A few days later Josè watches how Mister Clemente lifts a huge carcass from a hook, and asks him how he became so strong.
“It’s in here.” Thick fingers tap the bald head. “You must first become strong in here before your body knows what to do. If your brain tells you you are weak and small…why then, you remain weak and small. But if your mind believes you are big and strong, that’s what you’ll be. Don’t tell anybody, but that’s how lions started. They were cats, see? Then one day, an eeny-weeny bitty little cat,” two thick fingers show how small the cat was, “thought to himself – I want to be big and strong. You can see for yourself what happened.” The round face wrinkles with laughter. “Yes, that’s a secret. Don’t tell people Clemente tells you such things. People will say we’re both mad.”

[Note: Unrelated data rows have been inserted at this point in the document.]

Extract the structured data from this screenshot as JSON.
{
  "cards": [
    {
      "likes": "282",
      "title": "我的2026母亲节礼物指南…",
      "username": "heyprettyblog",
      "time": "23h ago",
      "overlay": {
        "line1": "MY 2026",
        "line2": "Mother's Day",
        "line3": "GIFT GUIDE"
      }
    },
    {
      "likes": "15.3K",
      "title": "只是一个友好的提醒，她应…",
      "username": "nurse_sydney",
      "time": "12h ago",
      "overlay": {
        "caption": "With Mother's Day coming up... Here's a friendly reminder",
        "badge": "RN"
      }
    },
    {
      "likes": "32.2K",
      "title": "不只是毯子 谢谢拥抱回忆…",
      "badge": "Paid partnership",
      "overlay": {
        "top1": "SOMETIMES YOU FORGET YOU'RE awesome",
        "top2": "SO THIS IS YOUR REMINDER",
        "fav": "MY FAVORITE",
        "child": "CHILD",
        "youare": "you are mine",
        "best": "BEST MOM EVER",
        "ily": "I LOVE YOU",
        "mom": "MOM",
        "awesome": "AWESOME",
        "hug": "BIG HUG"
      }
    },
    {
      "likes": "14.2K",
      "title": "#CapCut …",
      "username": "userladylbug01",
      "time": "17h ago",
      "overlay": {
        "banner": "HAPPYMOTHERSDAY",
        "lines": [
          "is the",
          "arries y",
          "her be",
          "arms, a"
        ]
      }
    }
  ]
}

Josè asks if somebody small, say like a little boy, could do big things if he thinks he can.
“You’ve been thinking? Good! I like children who think. It means they use their brains. And if you use your brain, little Josè, there’s nothing you cannot do. Nothing. Look at me – I used to sell newspapers. Now I’ve got a shop. How did that happen?” He taps his head again. “You understand?”
Yes, Josè nods. But what if your brain tells you to do something big? Maybe, even, something bad?
“Oh, you’ve been thinking about girls, little Josè? Girls? Hah! I like that. Let me tell you about girls…” And for the next fifteen minutes José Migeul Pereira listens to Mister Clemente’s summary of the art of romance and love.
But the butcher was wrong. José wasn’t thinking about girls at all. And Clemente Demetrio never worked it out, either. He simply thought the fire at the children’s home must have scared the little boy so much that he ran off. He even attended the funeral of Manuel, trying to look sad – but his only regret was that his small helper wasn’t there to listen to him talk and sing anymore.
And little Josè, knowing what he did, wouldn’t return to his only friend for a long, long time. Maybe, if he knew how much the old man missed him, he would have stopped on his way out of the city to explain.
But he didn’t stop. He didn’t explain. Couldn’t. His instincts told him to get away as far as possible. And that’s how it came to be that he trudged through the veld, for days at end, before he met Comrade Vasily, the Russian who ran the training camp in the woods.